*** Opening of Source records ***
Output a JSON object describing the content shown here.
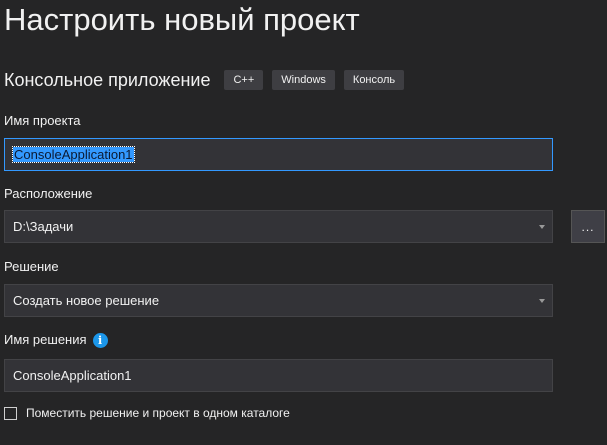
{
  "header": {
    "title": "Настроить новый проект"
  },
  "template": {
    "name": "Консольное приложение",
    "tags": [
      "C++",
      "Windows",
      "Консоль"
    ]
  },
  "form": {
    "project_name": {
      "label": "Имя проекта",
      "value": "ConsoleApplication1"
    },
    "location": {
      "label": "Расположение",
      "value": "D:\\Задачи",
      "browse_label": "..."
    },
    "solution": {
      "label": "Решение",
      "value": "Создать новое решение"
    },
    "solution_name": {
      "label": "Имя решения",
      "value": "ConsoleApplication1",
      "info_icon": "i"
    },
    "same_directory": {
      "label": "Поместить решение и проект в одном каталоге",
      "checked": false
    }
  },
  "colors": {
    "background": "#252526",
    "field_background": "#333337",
    "focus_border": "#3399ff",
    "info_accent": "#1c97ea",
    "tag_background": "#3e3e42"
  }
}
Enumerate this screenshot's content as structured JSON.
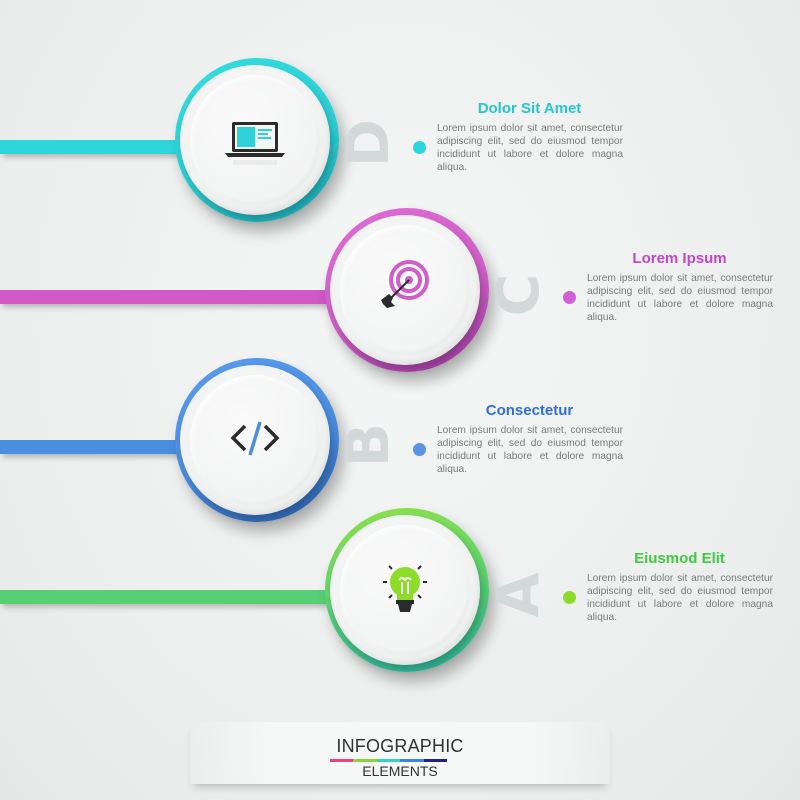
{
  "steps": [
    {
      "letter": "D",
      "title": "Dolor Sit Amet",
      "description": "Lorem ipsum dolor sit amet, consectetur adipiscing elit, sed do eiusmod tempor incididunt ut labore et dolore magna aliqua.",
      "icon": "laptop-icon",
      "color": "#2fd6d9",
      "color_dark": "#1aa8b0"
    },
    {
      "letter": "C",
      "title": "Lorem Ipsum",
      "description": "Lorem ipsum dolor sit amet, consectetur adipiscing elit, sed do eiusmod tempor incididunt ut labore et dolore magna aliqua.",
      "icon": "target-arrow-icon",
      "color": "#d65fcb",
      "color_dark": "#9b3a98"
    },
    {
      "letter": "B",
      "title": "Consectetur",
      "description": "Lorem ipsum dolor sit amet, consectetur adipiscing elit, sed do eiusmod tempor incididunt ut labore et dolore magna aliqua.",
      "icon": "code-icon",
      "color": "#4a90e2",
      "color_dark": "#2a62b0"
    },
    {
      "letter": "A",
      "title": "Eiusmod Elit",
      "description": "Lorem ipsum dolor sit amet, consectetur adipiscing elit, sed do eiusmod tempor incididunt ut labore et dolore magna aliqua.",
      "icon": "lightbulb-icon",
      "color": "#5fd56b",
      "color_dark": "#2bb3a0"
    }
  ],
  "title_colors": [
    "#26c7cc",
    "#c245c8",
    "#2f6fd6",
    "#3fcc3f"
  ],
  "dot_colors": [
    "#2ad6de",
    "#d35fd6",
    "#5a93e6",
    "#8edc2a"
  ],
  "banner": {
    "title": "INFOGRAPHIC",
    "subtitle": "ELEMENTS",
    "stripe_colors": [
      "#f0407f",
      "#8bd43a",
      "#35d3c6",
      "#3d86e0",
      "#22237a"
    ]
  }
}
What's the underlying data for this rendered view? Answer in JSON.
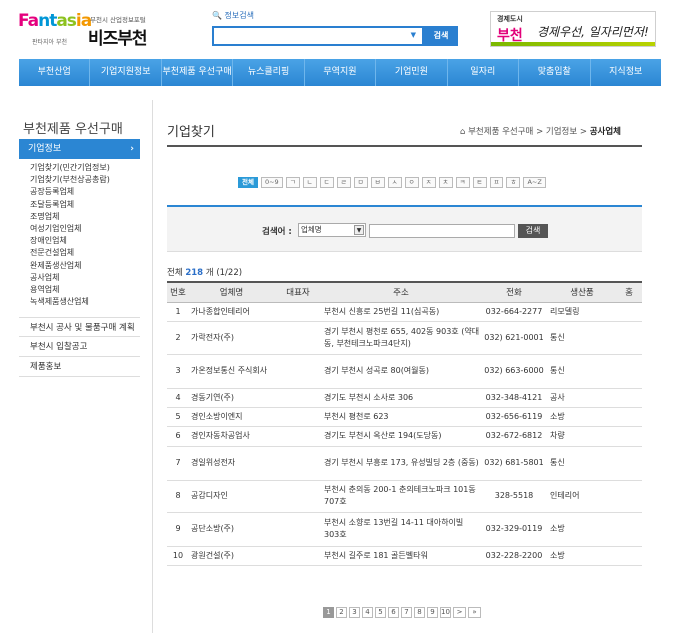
{
  "header": {
    "logo_text": "Fantasia",
    "logo_subtext": "판타지아 부천",
    "portal_small": "부천시 산업정보포털",
    "portal_name": "비즈부천",
    "search_label": "정보검색",
    "search_value": "",
    "search_button": "검색",
    "banner_city": "경제도시",
    "banner_name": "부천",
    "banner_slogan": "경제우선, 일자리먼저!"
  },
  "nav": [
    "부천산업",
    "기업지원정보",
    "부천제품 우선구매",
    "뉴스클리핑",
    "무역지원",
    "기업민원",
    "일자리",
    "맞춤입찰",
    "지식정보"
  ],
  "sidebar": {
    "title": "부천제품 우선구매",
    "active": "기업정보",
    "sub_items": [
      "기업찾기(민간기업정보)",
      "기업찾기(부천상공총람)",
      "공장등록업체",
      "조달등록업체",
      "조명업체",
      "여성기업인업체",
      "장애인업체",
      "전문건설업체",
      "완제품생산업체",
      "공사업체",
      "용역업체",
      "녹색제품생산업체"
    ],
    "links": [
      "부천시 공사 및 물품구매 계획",
      "부천시 입찰공고",
      "제품홍보"
    ]
  },
  "main": {
    "title": "기업찾기",
    "breadcrumb": [
      "부천제품 우선구매",
      "기업정보",
      "공사업체"
    ],
    "consonants": [
      "전체",
      "0~9",
      "ㄱ",
      "ㄴ",
      "ㄷ",
      "ㄹ",
      "ㅁ",
      "ㅂ",
      "ㅅ",
      "ㅇ",
      "ㅈ",
      "ㅊ",
      "ㅋ",
      "ㅌ",
      "ㅍ",
      "ㅎ",
      "A~Z"
    ],
    "search_label": "검색어 :",
    "search_select": "업체명",
    "search_button": "검색",
    "count_prefix": "전체",
    "count_total": "218",
    "count_suffix": "개 (1/22)"
  },
  "table": {
    "headers": [
      "번호",
      "업체명",
      "대표자",
      "주소",
      "전화",
      "생산품",
      "홈"
    ],
    "rows": [
      {
        "no": "1",
        "name": "가나종합인테리어",
        "rep": "",
        "addr": "부천시 신흥로 25번길 11(심곡동)",
        "tel": "032-664-2277",
        "product": "리모델링"
      },
      {
        "no": "2",
        "name": "가락전자(주)",
        "rep": "",
        "addr": "경기 부천시 평천로 655, 402동 903호 (약대동, 부천테크노파크4단지)",
        "tel": "032) 621-0001",
        "product": "통신"
      },
      {
        "no": "3",
        "name": "가온정보통신 주식회사",
        "rep": "",
        "addr": "경기 부천시 성곡로 80(여월동)",
        "tel": "032) 663-6000",
        "product": "통신"
      },
      {
        "no": "4",
        "name": "경동기연(주)",
        "rep": "",
        "addr": "경기도 부천시 소사로 306",
        "tel": "032-348-4121",
        "product": "공사"
      },
      {
        "no": "5",
        "name": "경인소방이엔지",
        "rep": "",
        "addr": "부천시 평천로 623",
        "tel": "032-656-6119",
        "product": "소방"
      },
      {
        "no": "6",
        "name": "경인자동차공업사",
        "rep": "",
        "addr": "경기도 부천시 옥산로 194(도당동)",
        "tel": "032-672-6812",
        "product": "차량"
      },
      {
        "no": "7",
        "name": "경일위성전자",
        "rep": "",
        "addr": "경기 부천시 부흥로 173, 유성빌딩 2층 (중동)",
        "tel": "032) 681-5801",
        "product": "통신"
      },
      {
        "no": "8",
        "name": "공감디자인",
        "rep": "",
        "addr": "부천시 춘의동 200-1 춘의테크노파크 101동 707호",
        "tel": "328-5518",
        "product": "인테리어"
      },
      {
        "no": "9",
        "name": "공단소방(주)",
        "rep": "",
        "addr": "부천시 소향로 13번길 14-11 대아하이빌 303호",
        "tel": "032-329-0119",
        "product": "소방"
      },
      {
        "no": "10",
        "name": "광원건설(주)",
        "rep": "",
        "addr": "부천시 길주로 181 골든벨타워",
        "tel": "032-228-2200",
        "product": "소방"
      }
    ]
  },
  "pager": {
    "pages": [
      "1",
      "2",
      "3",
      "4",
      "5",
      "6",
      "7",
      "8",
      "9",
      "10"
    ],
    "current": "1",
    "next": ">",
    "last": "»"
  },
  "colors": {
    "brand_blue": "#2b86d3",
    "accent_pink": "#e2007a",
    "count_blue": "#2b6fc8"
  }
}
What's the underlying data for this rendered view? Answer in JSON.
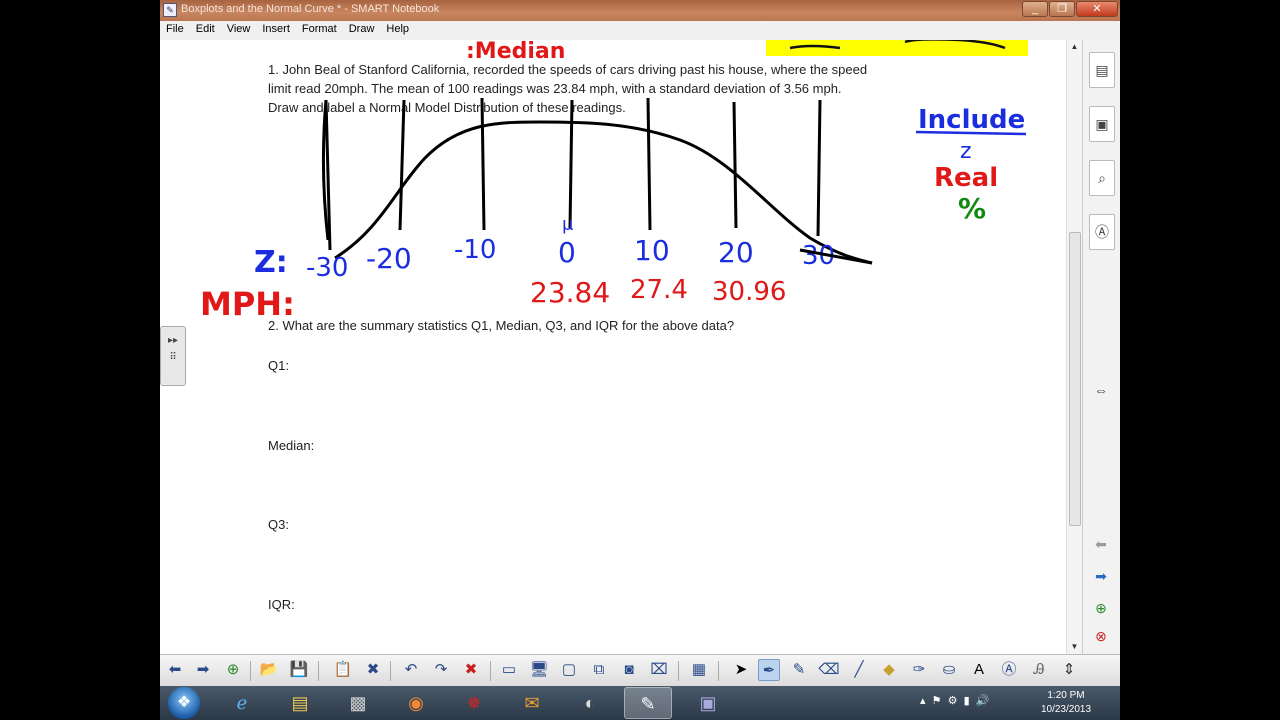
{
  "window": {
    "title": "Boxplots and the Normal Curve * - SMART Notebook",
    "minimize": "_",
    "restore": "❐",
    "close": "✕"
  },
  "menu": [
    "File",
    "Edit",
    "View",
    "Insert",
    "Format",
    "Draw",
    "Help"
  ],
  "document": {
    "q1_line1": "1.  John Beal of Stanford California, recorded the speeds of cars driving past his house, where the speed",
    "q1_line2": "limit read 20mph.  The mean of 100 readings was 23.84 mph, with a standard deviation of 3.56 mph.",
    "q1_line3": "Draw and label a Normal Model Distribution of these readings.",
    "q2": "2.  What are the summary statistics Q1, Median, Q3, and IQR for the above data?",
    "labels": {
      "q1": "Q1:",
      "median": "Median:",
      "q3": "Q3:",
      "iqr": "IQR:"
    }
  },
  "ink": {
    "top_median": ":Median",
    "z_prefix": "Z:",
    "z_labels": [
      "-30",
      "-20",
      "-10",
      "0",
      "10",
      "20",
      "30"
    ],
    "mu": "μ",
    "mph_prefix": "MPH:",
    "mph_values": [
      "23.84",
      "27.4",
      "30.96"
    ],
    "include": "Include",
    "include_z": "z",
    "include_real": "Real",
    "include_pct": "%"
  },
  "colors": {
    "blue_ink": "#1a2ee0",
    "red_ink": "#e01818",
    "green_ink": "#108a10",
    "highlight": "#ffff00"
  },
  "taskbar": {
    "time": "1:20 PM",
    "date": "10/23/2013"
  }
}
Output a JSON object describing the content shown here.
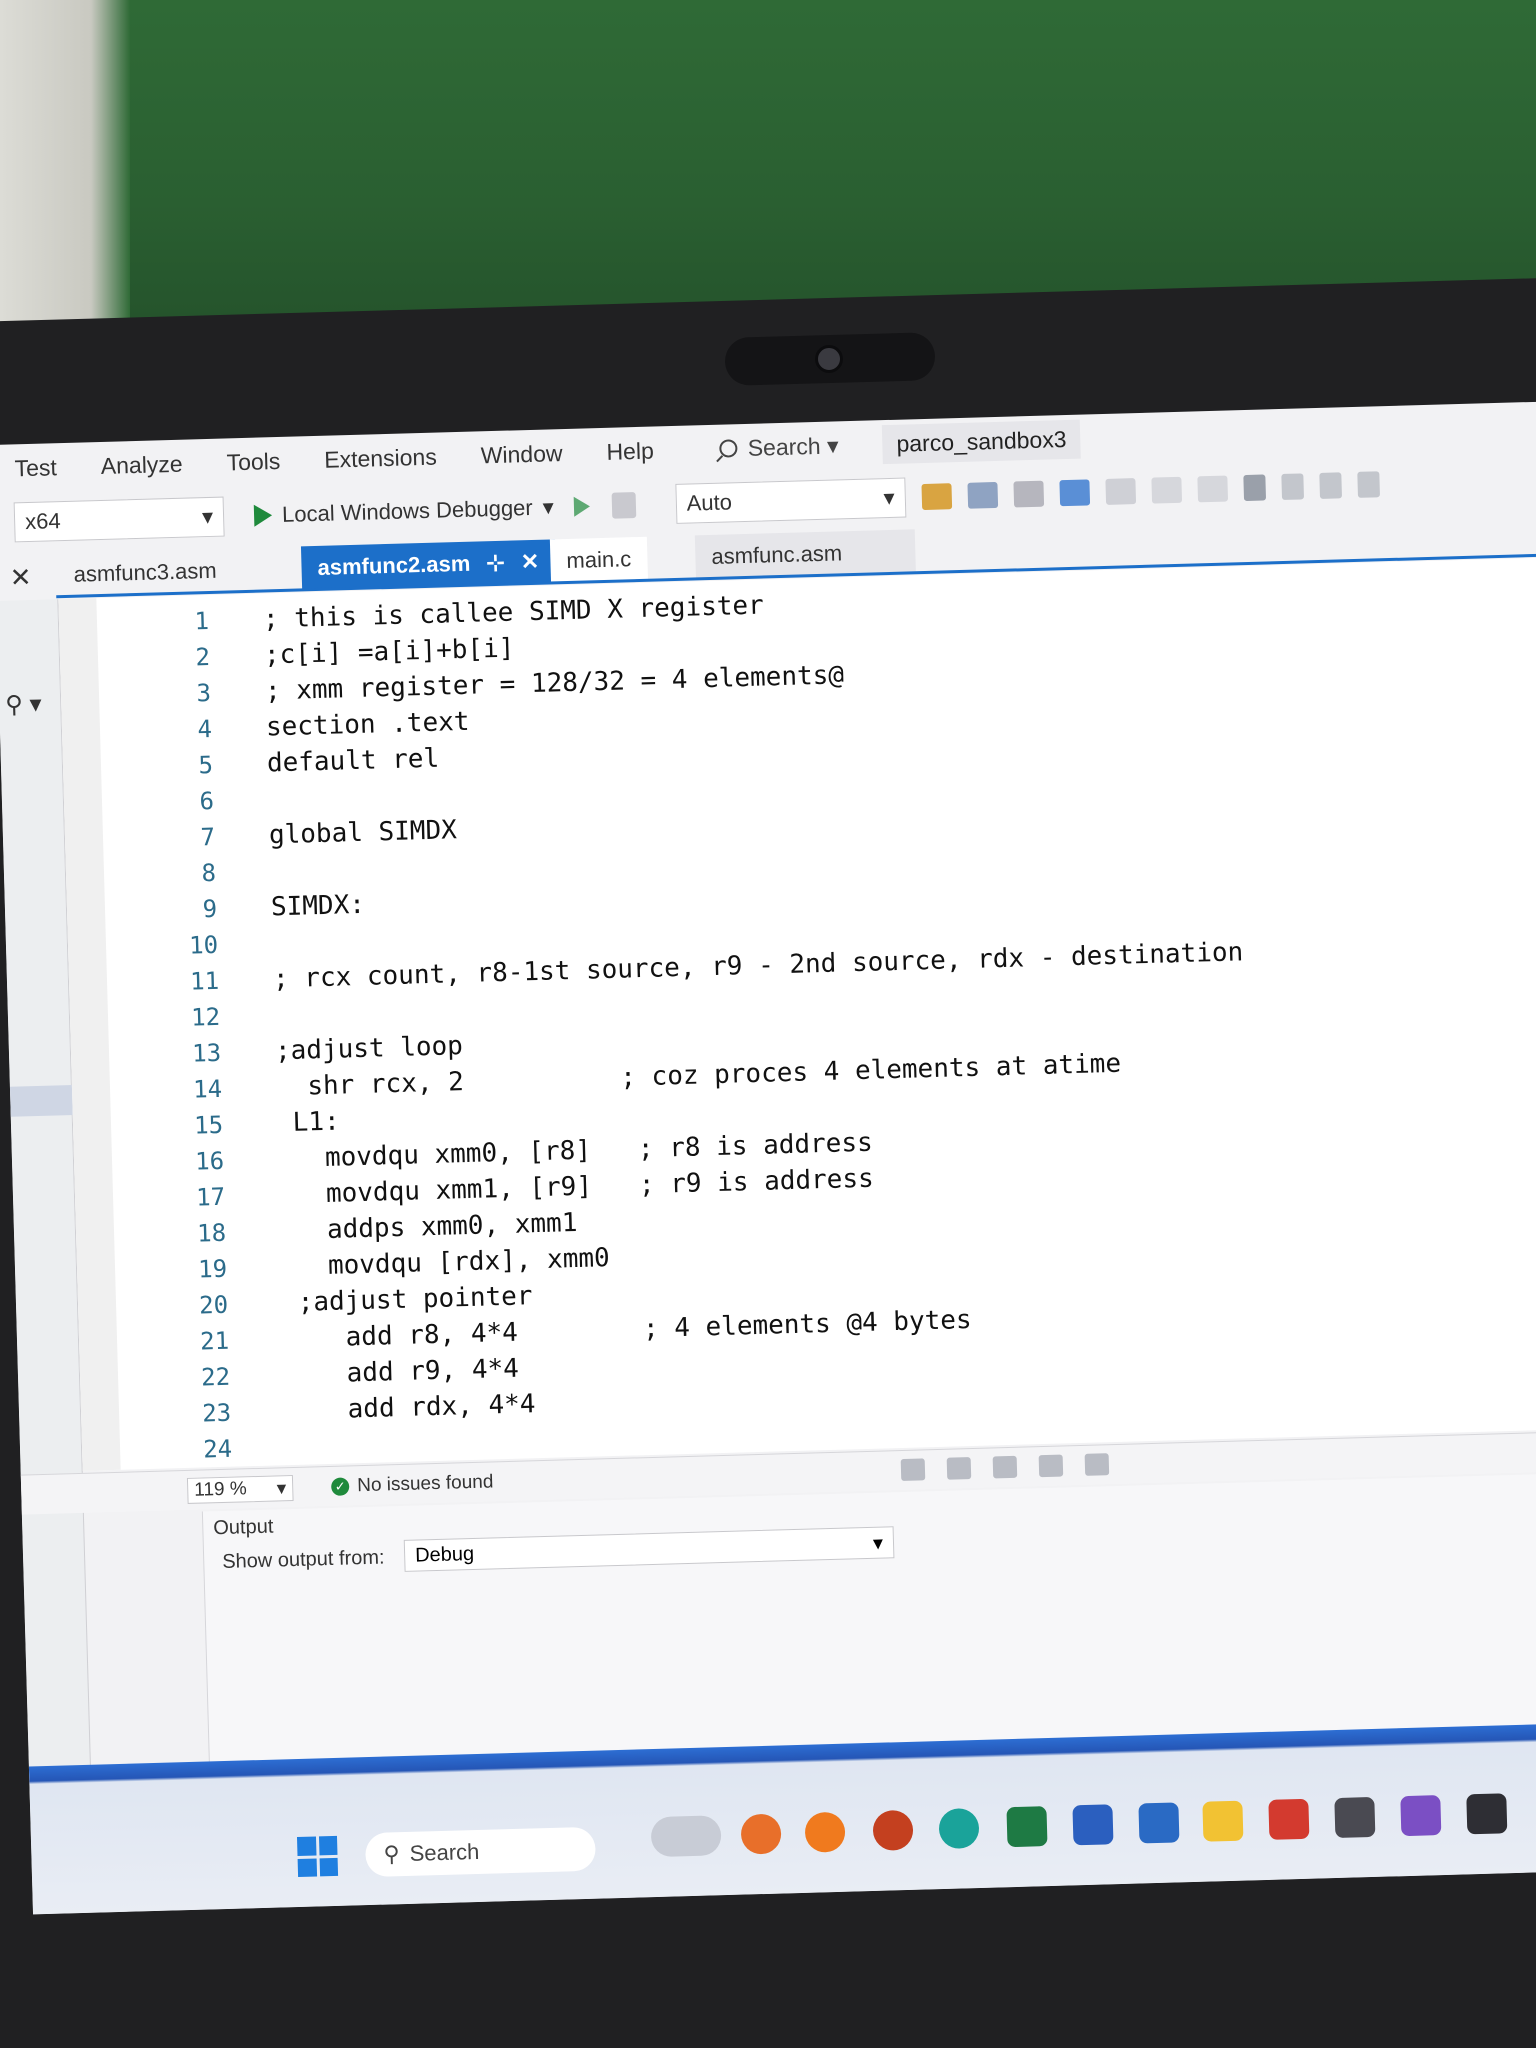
{
  "menu": {
    "items": [
      "Test",
      "Analyze",
      "Tools",
      "Extensions",
      "Window",
      "Help"
    ],
    "search_label": "Search",
    "solution_name": "parco_sandbox3"
  },
  "toolbar": {
    "platform": "x64",
    "debugger_label": "Local Windows Debugger",
    "configuration": "Auto"
  },
  "tabs": {
    "t1": "asmfunc3.asm",
    "t2": "asmfunc2.asm",
    "t3": "main.c",
    "t4": "asmfunc.asm",
    "active": "asmfunc2.asm"
  },
  "editor": {
    "lines": [
      {
        "n": "1",
        "code": "; this is callee SIMD X register"
      },
      {
        "n": "2",
        "code": ";c[i] =a[i]+b[i]"
      },
      {
        "n": "3",
        "code": "; xmm register = 128/32 = 4 elements@"
      },
      {
        "n": "4",
        "code": "section .text"
      },
      {
        "n": "5",
        "code": "default rel"
      },
      {
        "n": "6",
        "code": ""
      },
      {
        "n": "7",
        "code": "global SIMDX"
      },
      {
        "n": "8",
        "code": ""
      },
      {
        "n": "9",
        "code": "SIMDX:"
      },
      {
        "n": "10",
        "code": ""
      },
      {
        "n": "11",
        "code": "; rcx count, r8-1st source, r9 - 2nd source, rdx - destination"
      },
      {
        "n": "12",
        "code": ""
      },
      {
        "n": "13",
        "code": ";adjust loop"
      },
      {
        "n": "14",
        "code": "  shr rcx, 2          ; coz proces 4 elements at atime"
      },
      {
        "n": "15",
        "code": " L1:"
      },
      {
        "n": "16",
        "code": "   movdqu xmm0, [r8]   ; r8 is address"
      },
      {
        "n": "17",
        "code": "   movdqu xmm1, [r9]   ; r9 is address"
      },
      {
        "n": "18",
        "code": "   addps xmm0, xmm1"
      },
      {
        "n": "19",
        "code": "   movdqu [rdx], xmm0"
      },
      {
        "n": "20",
        "code": " ;adjust pointer"
      },
      {
        "n": "21",
        "code": "    add r8, 4*4        ; 4 elements @4 bytes"
      },
      {
        "n": "22",
        "code": "    add r9, 4*4"
      },
      {
        "n": "23",
        "code": "    add rdx, 4*4"
      },
      {
        "n": "24",
        "code": ""
      }
    ]
  },
  "status": {
    "zoom": "119 %",
    "issues": "No issues found"
  },
  "output": {
    "title": "Output",
    "from_label": "Show output from:",
    "source": "Debug"
  },
  "taskbar": {
    "search_label": "Search"
  },
  "colors": {
    "accent": "#1c6fc9",
    "success": "#1f8a3c",
    "line_number": "#2b6b8a"
  }
}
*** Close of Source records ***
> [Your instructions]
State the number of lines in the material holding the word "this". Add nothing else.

> [Completed task]
4